I was in Damascus, the capital of Syria, with my friend Diana during 2008 when there was a real sense of optimism.
Blessed with biblical history (as Mark Twain once said: ‘Go back as far as you will in the vague past, there was always a Damascus’), the medieval UNESCO World Heritage listed beauty was charming travellers in their droves.
And for good reason. Back then, the Syrian capital boasted an embarrassment of riches: citadels, ruins, religious, architectural and archaeological sites and a labyrinth-like souk were are all present and correct.
As someone who was living in the Gulf region at the time, I can say that, in 2008, Damascus was easily the most magical city in the Middle East – and the most diverse. Contrary to popular perception, Damascus isn’t an Islamic state. During my sojourn, the skyline was punctuated not only by domes and pencil slim minarets of mosques, but also by churches and synagogues and the three religions successfully mingled and collided on every street corner.
Fast forward 10 years and the death and destruction sweeping Syria is on a scale not seen since the Second World War. The widespread annihilation of Syria's towns and cities by the Syrian military, the Islamic State group and international forces have left entire neighbourhoods in ruins.
The locals I met a decade ago were all unfeasibly friendly – and fiercely proud of their country. Not so today in the wake of the news that an estimated 400,000 people have been killed and 5.6m have become refugees, since the start of the Syrian War in March 2011.
Indeed no one can be proud of their part in the Syrian conflict. Not Syrian president Bashar al-Assad, the brutal dictator intent on slaughtering his own people. Not the Islamic State– the terrorist organisation that, though damaged, remains a threat. Nor the rebel groups, many of whom have have committed some unquestionable atrocities.
And certainly not the UK whose Tory government has, after turning a blind eye to the genocide of the Syrian people for so long, suddenly professed to be sickened and saddened by the suffering of the Syrians – despite their poor record on taking in Syrian refugees.
When we left Damascus in 2008, Diana and I vowed to revisit Syria a decade down the line having reached the same conclusion as French archaeologist Andre Parrot, that: “Every person has two homelands; his own and Syria.”
Diana and I have, for obvious reasons, decided against experiencing Syria any time soon but that’s not a luxury the Syrian citizens have.

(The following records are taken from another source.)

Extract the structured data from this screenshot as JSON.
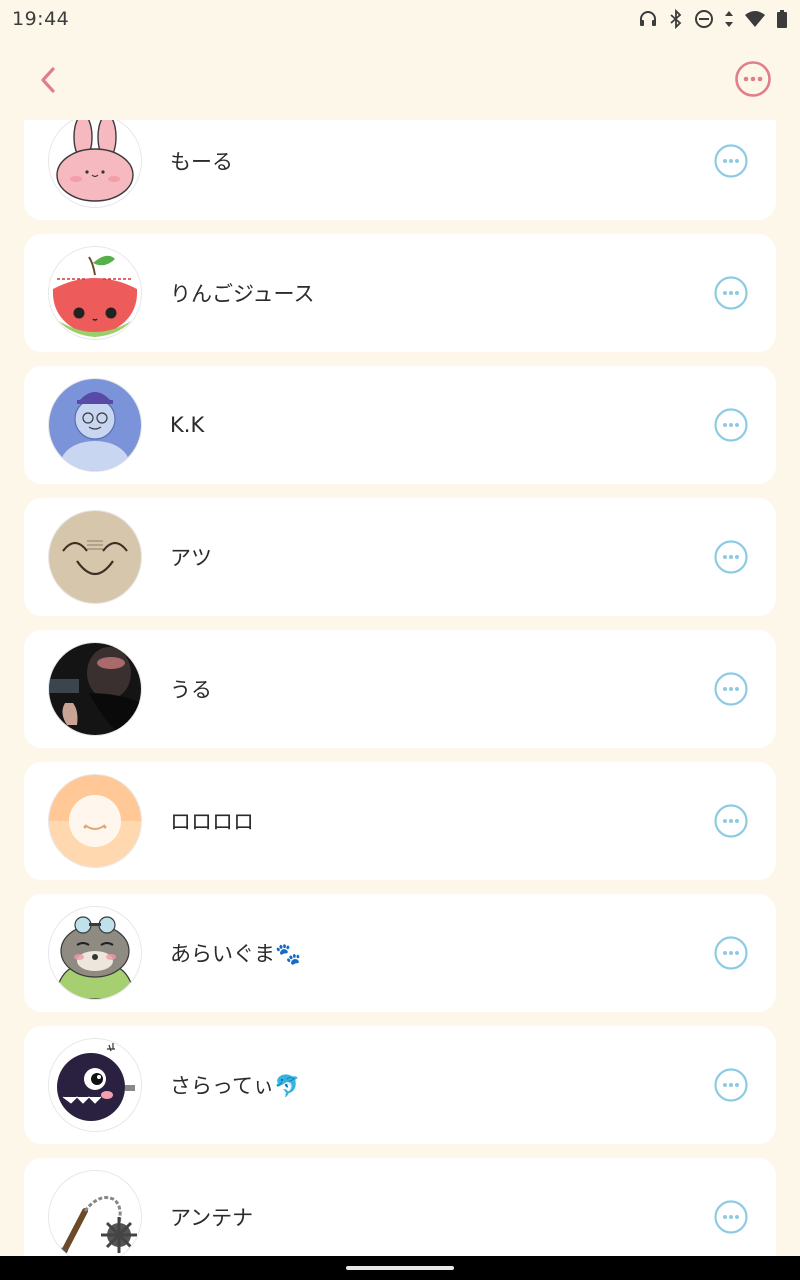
{
  "status_bar": {
    "time": "19:44",
    "icons": [
      "headphones-icon",
      "bluetooth-icon",
      "do-not-disturb-icon",
      "data-arrows-icon",
      "wifi-icon",
      "battery-icon"
    ]
  },
  "header": {
    "back_icon": "chevron-left-icon",
    "more_icon": "more-horizontal-circle-icon",
    "accent_color": "#e07e8a"
  },
  "contacts": [
    {
      "name": "もーる",
      "avatar": "pink-rabbit"
    },
    {
      "name": "りんごジュース",
      "avatar": "apple-juice"
    },
    {
      "name": "K.K",
      "avatar": "blue-person-cap-k"
    },
    {
      "name": "アツ",
      "avatar": "smiling-face-sketch"
    },
    {
      "name": "うる",
      "avatar": "dark-photo"
    },
    {
      "name": "ロロロロ",
      "avatar": "peach-smile"
    },
    {
      "name": "あらいぐま🐾",
      "avatar": "raccoon-goggles"
    },
    {
      "name": "さらってぃ🐬",
      "avatar": "chomp-ball"
    },
    {
      "name": "アンテナ",
      "avatar": "flail-weapon"
    }
  ],
  "colors": {
    "background": "#fdf7ea",
    "card": "#ffffff",
    "row_more_icon": "#8ccbe3",
    "header_icon": "#e07e8a"
  }
}
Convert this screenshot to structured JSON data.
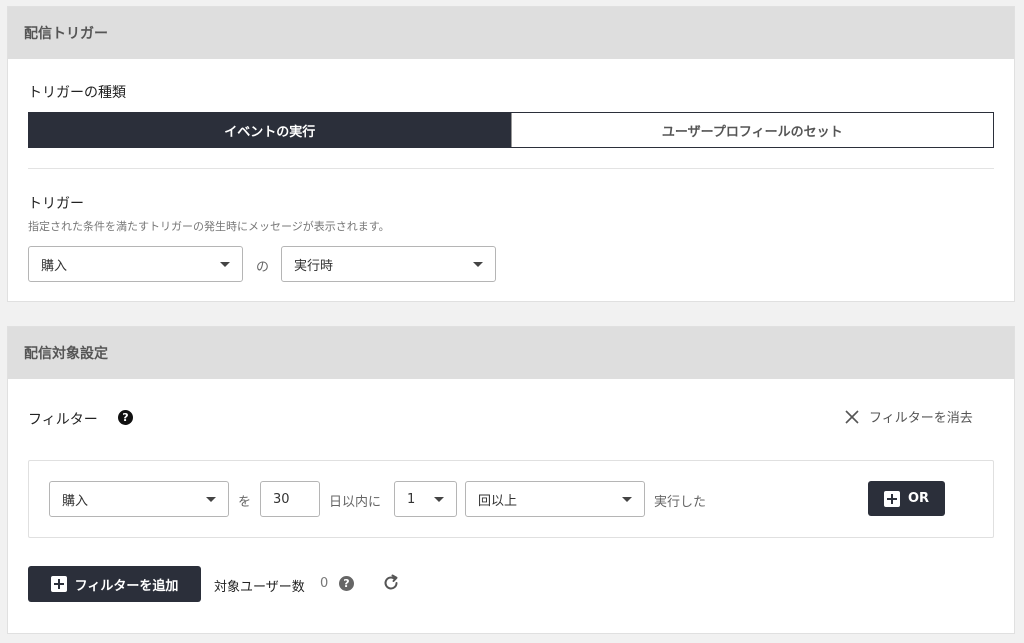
{
  "trigger_section": {
    "title": "配信トリガー",
    "type_label": "トリガーの種類",
    "type_options": [
      "イベントの実行",
      "ユーザープロフィールのセット"
    ],
    "trigger_label": "トリガー",
    "trigger_description": "指定された条件を満たすトリガーの発生時にメッセージが表示されます。",
    "event_select": "購入",
    "connector": "の",
    "timing_select": "実行時"
  },
  "target_section": {
    "title": "配信対象設定",
    "filter_label": "フィルター",
    "clear_label": "フィルターを消去",
    "filter_row": {
      "event_select": "購入",
      "connector_wo": "を",
      "days_value": "30",
      "days_label": "日以内に",
      "count_select": "1",
      "count_mode_select": "回以上",
      "action_label": "実行した",
      "or_label": "OR"
    },
    "add_filter_label": "フィルターを追加",
    "target_users_label": "対象ユーザー数",
    "target_users_count": "0"
  },
  "colors": {
    "dark": "#2b2f3a",
    "header_bg": "#dedede",
    "page_bg": "#f1f1f1"
  },
  "icons": {
    "help": "help-circle-icon",
    "close": "close-icon",
    "refresh": "refresh-icon",
    "plus": "plus-square-icon",
    "caret": "caret-down-icon"
  }
}
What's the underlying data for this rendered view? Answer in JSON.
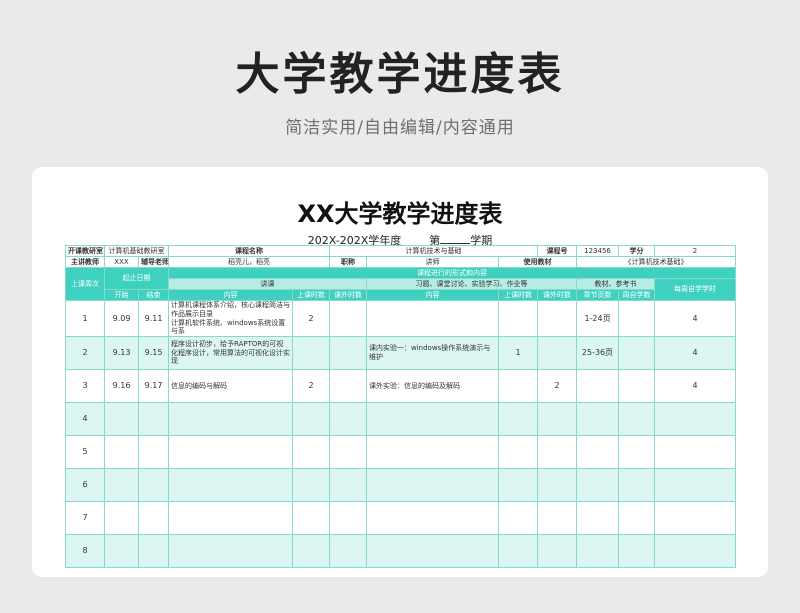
{
  "page": {
    "main_title": "大学教学进度表",
    "subtitle": "简洁实用/自由编辑/内容通用"
  },
  "sheet": {
    "title": "XX大学教学进度表",
    "term_year": "202X-202X学年度",
    "term_di": "第",
    "term_xueqi": "学期"
  },
  "info": {
    "row1": {
      "dept_label": "开课教研室",
      "dept": "计算机基础教研室",
      "course_label": "课程名称",
      "course": "计算机技术与基础",
      "code_label": "课程号",
      "code": "123456",
      "credit_label": "学分",
      "credit": "2"
    },
    "row2": {
      "teacher_label": "主讲教师",
      "teacher": "XXX",
      "assistant_label": "辅导老师",
      "assistant": "稻亮儿，稻亮",
      "title_label": "职称",
      "title": "讲师",
      "textbook_label": "使用教材",
      "textbook": "《计算机技术基础》"
    }
  },
  "headers": {
    "week": "上课周次",
    "date": "起止日期",
    "form": "课程进行的形式和内容",
    "lecture": "讲课",
    "practice": "习题、课堂讨论、实验学习、作业等",
    "material": "教材、参考书",
    "self_hours": "每周自学学时",
    "start": "开始",
    "end": "结束",
    "content": "内容",
    "class_hours": "上课时数",
    "extra_hours": "课外时数",
    "content2": "内容",
    "class_hours2": "上课时数",
    "extra_hours2": "课外时数",
    "pages": "章节页数",
    "self_study": "周自学数"
  },
  "rows": [
    {
      "week": "1",
      "start": "9.09",
      "end": "9.11",
      "lecture": "计算机课程体系介绍，核心课程简洁与作品展示目录\n计算机软件系统、windows系统设置与系",
      "lec_hours": "2",
      "lec_extra": "",
      "practice": "",
      "prac_hours": "",
      "prac_extra": "",
      "pages": "1-24页",
      "self_study": "",
      "self_hours": "4"
    },
    {
      "week": "2",
      "start": "9.13",
      "end": "9.15",
      "lecture": "程序设计初步，给予RAPTOR的可视化程序设计，常用算法的可视化设计实现",
      "lec_hours": "",
      "lec_extra": "",
      "practice": "课内实验一：windows操作系统演示与维护",
      "prac_hours": "1",
      "prac_extra": "",
      "pages": "25-36页",
      "self_study": "",
      "self_hours": "4"
    },
    {
      "week": "3",
      "start": "9.16",
      "end": "9.17",
      "lecture": "信息的编码与解码",
      "lec_hours": "2",
      "lec_extra": "",
      "practice": "课外实验：信息的编码及解码",
      "prac_hours": "",
      "prac_extra": "2",
      "pages": "",
      "self_study": "",
      "self_hours": "4"
    },
    {
      "week": "4",
      "start": "",
      "end": "",
      "lecture": "",
      "lec_hours": "",
      "lec_extra": "",
      "practice": "",
      "prac_hours": "",
      "prac_extra": "",
      "pages": "",
      "self_study": "",
      "self_hours": ""
    },
    {
      "week": "5",
      "start": "",
      "end": "",
      "lecture": "",
      "lec_hours": "",
      "lec_extra": "",
      "practice": "",
      "prac_hours": "",
      "prac_extra": "",
      "pages": "",
      "self_study": "",
      "self_hours": ""
    },
    {
      "week": "6",
      "start": "",
      "end": "",
      "lecture": "",
      "lec_hours": "",
      "lec_extra": "",
      "practice": "",
      "prac_hours": "",
      "prac_extra": "",
      "pages": "",
      "self_study": "",
      "self_hours": ""
    },
    {
      "week": "7",
      "start": "",
      "end": "",
      "lecture": "",
      "lec_hours": "",
      "lec_extra": "",
      "practice": "",
      "prac_hours": "",
      "prac_extra": "",
      "pages": "",
      "self_study": "",
      "self_hours": ""
    },
    {
      "week": "8",
      "start": "",
      "end": "",
      "lecture": "",
      "lec_hours": "",
      "lec_extra": "",
      "practice": "",
      "prac_hours": "",
      "prac_extra": "",
      "pages": "",
      "self_study": "",
      "self_hours": ""
    }
  ],
  "colors": {
    "accent": "#3fd1bf",
    "light": "#dcf7f3",
    "sub": "#b5ece4"
  }
}
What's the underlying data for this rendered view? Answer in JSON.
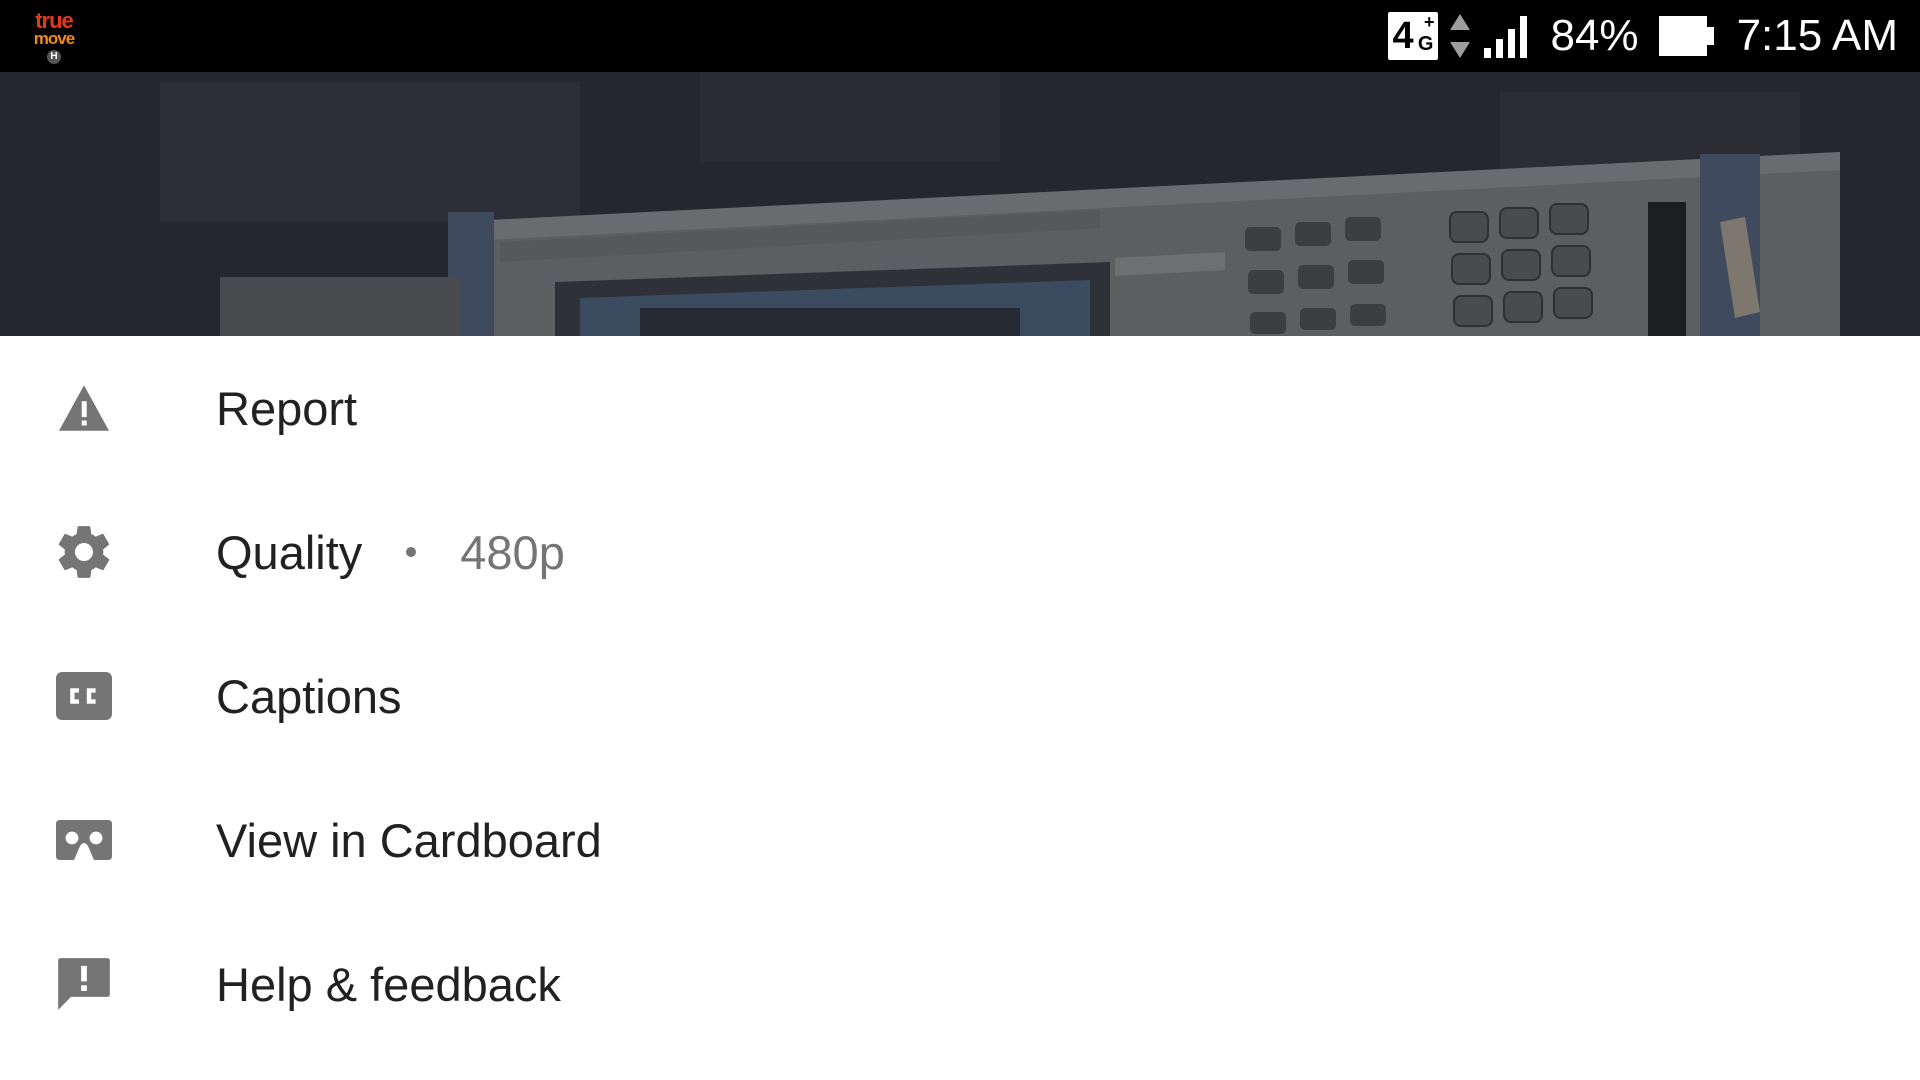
{
  "status_bar": {
    "carrier_line1": "true",
    "carrier_line2": "move",
    "carrier_line3": "H",
    "network_type": "4",
    "network_plus": "+",
    "network_g": "G",
    "battery_percent": "84%",
    "time": "7:15 AM",
    "icons": [
      "carrier-logo",
      "network-4g-icon",
      "data-activity-icon",
      "signal-icon",
      "battery-icon"
    ]
  },
  "menu": {
    "items": [
      {
        "label": "Report",
        "icon": "warning-icon"
      },
      {
        "label": "Quality",
        "value": "480p",
        "icon": "gear-icon"
      },
      {
        "label": "Captions",
        "icon": "captions-icon"
      },
      {
        "label": "View in Cardboard",
        "icon": "cardboard-icon"
      },
      {
        "label": "Help & feedback",
        "icon": "feedback-icon"
      }
    ]
  },
  "colors": {
    "status_bar_bg": "#000000",
    "sheet_bg": "#ffffff",
    "icon_gray": "#757575",
    "text_primary": "#212121",
    "text_secondary": "#757575"
  }
}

Britain and the US can no longer turn its back on the Syrian people and leave Syria to the whims of Russia, Iran, and Turkey.
In the words of Marshall McLuhan: “There are no passengers on spaceship earth. We are all crew.”